**Task objective**
Your task is to copy every line of the entries that holds the word "columns".

Stored entries
+++++

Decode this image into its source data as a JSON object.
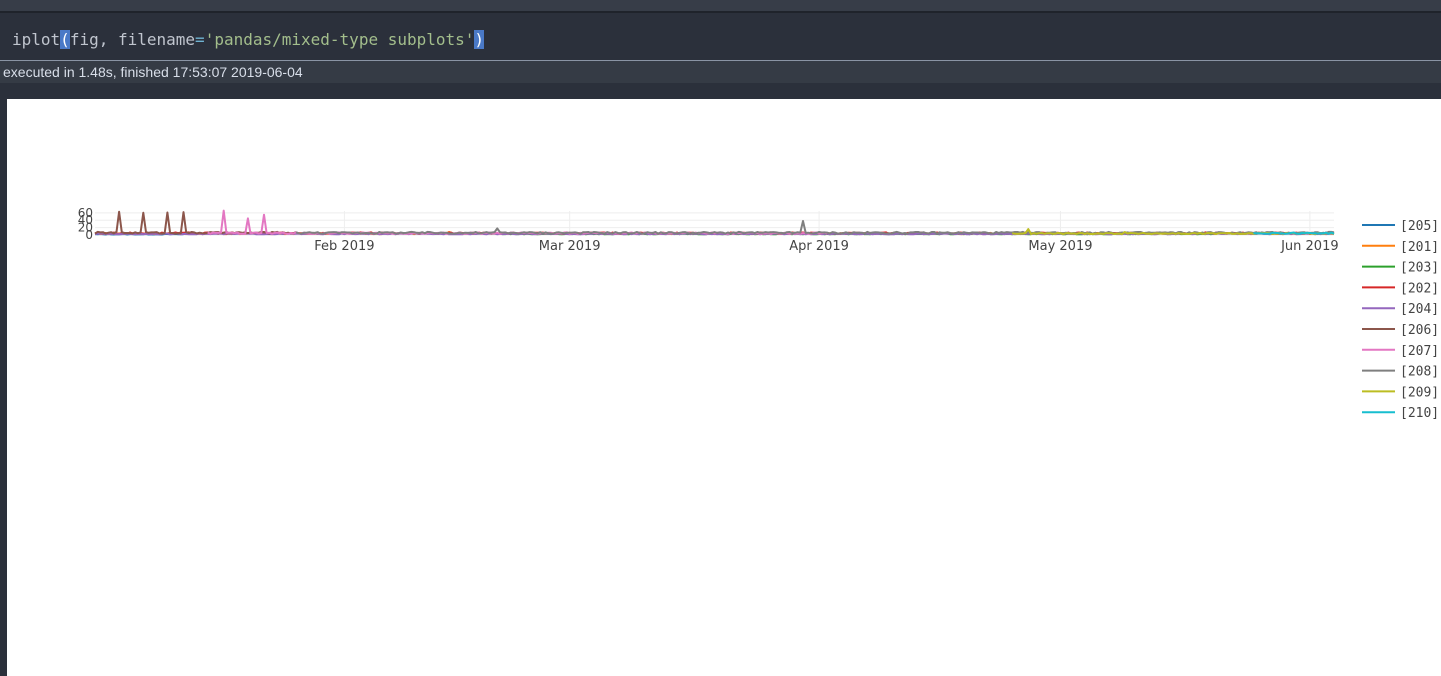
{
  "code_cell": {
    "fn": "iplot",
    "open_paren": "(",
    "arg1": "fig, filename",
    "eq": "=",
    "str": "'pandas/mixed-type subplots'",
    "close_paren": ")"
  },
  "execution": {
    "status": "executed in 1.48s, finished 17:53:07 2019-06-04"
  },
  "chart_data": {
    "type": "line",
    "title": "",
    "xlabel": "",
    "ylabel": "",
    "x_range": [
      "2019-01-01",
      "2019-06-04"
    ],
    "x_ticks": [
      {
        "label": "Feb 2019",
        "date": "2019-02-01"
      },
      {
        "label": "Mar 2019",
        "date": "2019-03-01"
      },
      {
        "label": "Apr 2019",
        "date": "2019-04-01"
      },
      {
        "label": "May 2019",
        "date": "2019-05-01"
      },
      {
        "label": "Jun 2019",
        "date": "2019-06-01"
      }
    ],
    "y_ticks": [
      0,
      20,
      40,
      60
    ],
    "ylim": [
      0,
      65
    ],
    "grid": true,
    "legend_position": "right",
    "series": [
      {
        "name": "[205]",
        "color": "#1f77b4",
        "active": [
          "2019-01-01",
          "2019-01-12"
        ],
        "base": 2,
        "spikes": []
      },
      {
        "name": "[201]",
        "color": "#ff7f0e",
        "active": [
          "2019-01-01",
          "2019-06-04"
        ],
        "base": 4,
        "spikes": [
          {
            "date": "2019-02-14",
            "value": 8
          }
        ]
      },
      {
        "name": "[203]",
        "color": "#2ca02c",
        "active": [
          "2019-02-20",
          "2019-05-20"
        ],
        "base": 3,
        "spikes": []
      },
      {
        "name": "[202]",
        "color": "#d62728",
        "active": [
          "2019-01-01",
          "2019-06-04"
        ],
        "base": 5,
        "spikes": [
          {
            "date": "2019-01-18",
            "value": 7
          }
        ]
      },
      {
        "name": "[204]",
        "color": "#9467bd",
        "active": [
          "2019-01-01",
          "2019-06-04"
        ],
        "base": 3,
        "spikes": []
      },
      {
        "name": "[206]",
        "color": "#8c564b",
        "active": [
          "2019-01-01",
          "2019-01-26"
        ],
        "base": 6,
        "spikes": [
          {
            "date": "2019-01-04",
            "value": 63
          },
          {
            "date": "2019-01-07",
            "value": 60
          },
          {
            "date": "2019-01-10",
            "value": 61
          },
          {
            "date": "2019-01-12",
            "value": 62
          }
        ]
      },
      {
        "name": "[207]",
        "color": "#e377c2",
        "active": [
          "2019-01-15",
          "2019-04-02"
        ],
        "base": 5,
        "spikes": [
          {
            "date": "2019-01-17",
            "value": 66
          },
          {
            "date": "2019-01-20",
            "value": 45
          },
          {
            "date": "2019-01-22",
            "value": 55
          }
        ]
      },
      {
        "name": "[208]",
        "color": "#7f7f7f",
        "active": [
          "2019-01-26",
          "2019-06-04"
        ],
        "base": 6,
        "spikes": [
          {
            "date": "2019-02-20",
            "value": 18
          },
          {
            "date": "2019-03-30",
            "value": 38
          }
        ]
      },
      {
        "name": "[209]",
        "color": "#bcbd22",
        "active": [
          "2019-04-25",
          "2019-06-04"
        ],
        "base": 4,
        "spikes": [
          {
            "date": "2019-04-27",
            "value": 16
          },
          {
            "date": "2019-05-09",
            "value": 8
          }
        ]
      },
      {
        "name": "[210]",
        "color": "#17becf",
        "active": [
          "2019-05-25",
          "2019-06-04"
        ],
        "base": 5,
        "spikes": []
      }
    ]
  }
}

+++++

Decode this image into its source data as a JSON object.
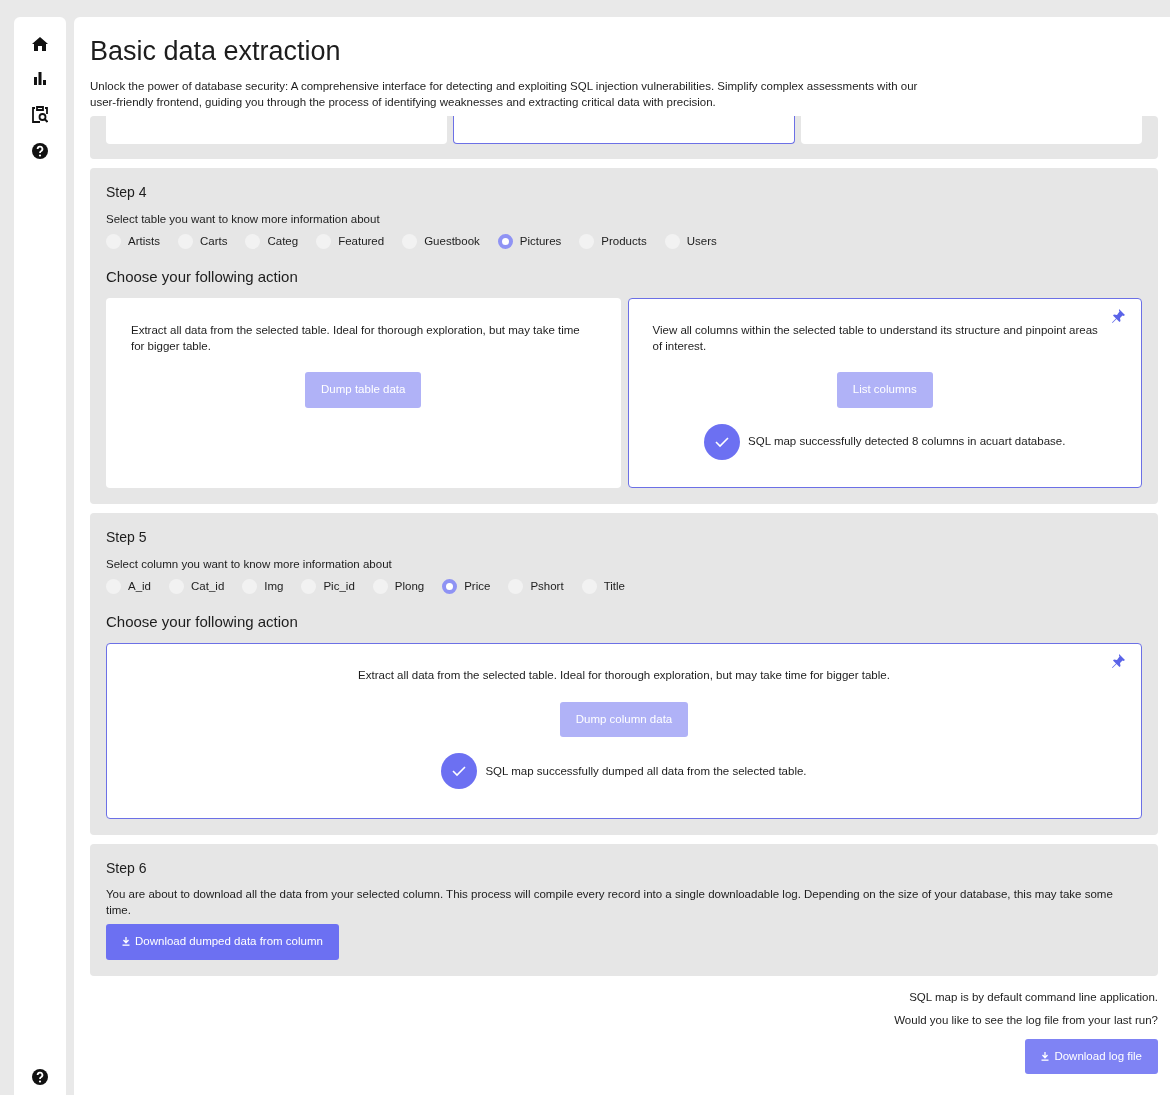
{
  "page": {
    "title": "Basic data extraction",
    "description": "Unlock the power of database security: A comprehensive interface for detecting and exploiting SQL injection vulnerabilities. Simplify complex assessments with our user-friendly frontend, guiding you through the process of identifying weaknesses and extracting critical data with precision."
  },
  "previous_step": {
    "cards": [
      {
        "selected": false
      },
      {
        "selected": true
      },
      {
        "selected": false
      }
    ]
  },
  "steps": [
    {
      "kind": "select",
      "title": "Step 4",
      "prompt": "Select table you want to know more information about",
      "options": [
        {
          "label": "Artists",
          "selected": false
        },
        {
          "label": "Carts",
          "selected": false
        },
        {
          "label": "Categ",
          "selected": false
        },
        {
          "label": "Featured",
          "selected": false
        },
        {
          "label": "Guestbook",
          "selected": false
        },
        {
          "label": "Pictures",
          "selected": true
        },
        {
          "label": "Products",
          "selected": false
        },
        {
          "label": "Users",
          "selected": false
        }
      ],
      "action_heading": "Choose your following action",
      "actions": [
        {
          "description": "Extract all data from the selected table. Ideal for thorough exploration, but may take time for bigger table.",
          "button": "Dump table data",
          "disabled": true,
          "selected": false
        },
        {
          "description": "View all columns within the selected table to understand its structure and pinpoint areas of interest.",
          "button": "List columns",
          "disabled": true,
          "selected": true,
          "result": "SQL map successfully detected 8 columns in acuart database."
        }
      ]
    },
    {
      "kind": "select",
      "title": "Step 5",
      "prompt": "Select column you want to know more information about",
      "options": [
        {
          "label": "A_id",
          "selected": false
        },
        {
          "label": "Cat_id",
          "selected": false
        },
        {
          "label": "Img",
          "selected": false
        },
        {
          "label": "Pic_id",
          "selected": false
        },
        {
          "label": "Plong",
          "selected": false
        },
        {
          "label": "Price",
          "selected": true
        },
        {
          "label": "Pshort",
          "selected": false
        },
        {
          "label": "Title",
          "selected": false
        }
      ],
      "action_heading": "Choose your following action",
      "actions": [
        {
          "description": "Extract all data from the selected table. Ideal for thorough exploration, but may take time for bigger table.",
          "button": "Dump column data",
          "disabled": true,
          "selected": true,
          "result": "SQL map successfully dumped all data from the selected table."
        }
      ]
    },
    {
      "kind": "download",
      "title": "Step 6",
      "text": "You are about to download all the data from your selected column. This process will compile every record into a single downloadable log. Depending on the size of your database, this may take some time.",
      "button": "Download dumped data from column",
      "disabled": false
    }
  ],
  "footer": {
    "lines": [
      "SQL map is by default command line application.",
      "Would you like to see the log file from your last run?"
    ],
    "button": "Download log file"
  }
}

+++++

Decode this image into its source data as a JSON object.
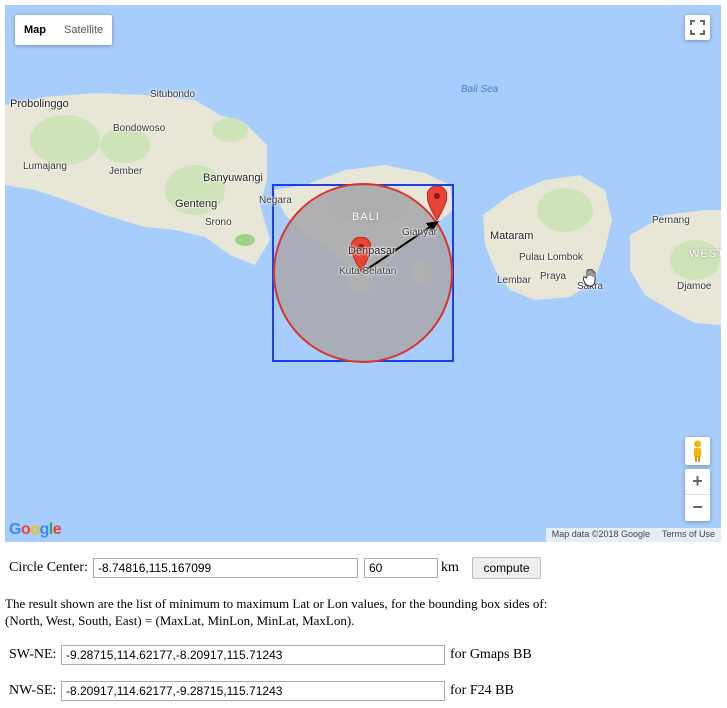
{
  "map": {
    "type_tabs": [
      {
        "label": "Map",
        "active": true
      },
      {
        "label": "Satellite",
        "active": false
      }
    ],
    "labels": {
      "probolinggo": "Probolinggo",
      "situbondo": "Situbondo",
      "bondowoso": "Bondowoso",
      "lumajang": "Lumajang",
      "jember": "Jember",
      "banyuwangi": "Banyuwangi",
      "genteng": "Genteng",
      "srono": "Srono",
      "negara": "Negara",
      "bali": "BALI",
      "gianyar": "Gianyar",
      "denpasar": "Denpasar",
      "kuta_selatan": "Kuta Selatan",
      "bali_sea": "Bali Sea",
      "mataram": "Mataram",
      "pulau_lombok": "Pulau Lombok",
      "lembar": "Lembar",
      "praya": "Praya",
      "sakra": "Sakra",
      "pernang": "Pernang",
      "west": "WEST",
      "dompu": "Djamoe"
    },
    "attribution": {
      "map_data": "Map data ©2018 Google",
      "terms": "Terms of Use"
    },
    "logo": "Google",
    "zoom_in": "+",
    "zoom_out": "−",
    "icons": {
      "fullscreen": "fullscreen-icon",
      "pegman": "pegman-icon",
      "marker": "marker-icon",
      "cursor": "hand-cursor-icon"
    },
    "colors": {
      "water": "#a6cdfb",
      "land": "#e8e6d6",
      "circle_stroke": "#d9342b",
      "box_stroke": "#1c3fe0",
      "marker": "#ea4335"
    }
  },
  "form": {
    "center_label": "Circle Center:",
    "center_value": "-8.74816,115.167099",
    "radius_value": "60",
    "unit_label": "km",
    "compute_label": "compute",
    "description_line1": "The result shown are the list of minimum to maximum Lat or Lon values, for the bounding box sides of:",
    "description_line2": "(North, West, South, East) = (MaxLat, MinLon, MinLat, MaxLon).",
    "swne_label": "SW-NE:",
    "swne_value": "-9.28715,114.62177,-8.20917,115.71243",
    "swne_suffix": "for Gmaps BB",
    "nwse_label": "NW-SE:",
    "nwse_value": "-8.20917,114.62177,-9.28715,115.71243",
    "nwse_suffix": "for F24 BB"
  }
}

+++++

**Problem solution**
          "description": "View all columns within the selected table to understand its structure and pinpoint areas of interest.",
          "button": "List columns",
          "result": "SQL map successfully detected 8 columns in acuart database."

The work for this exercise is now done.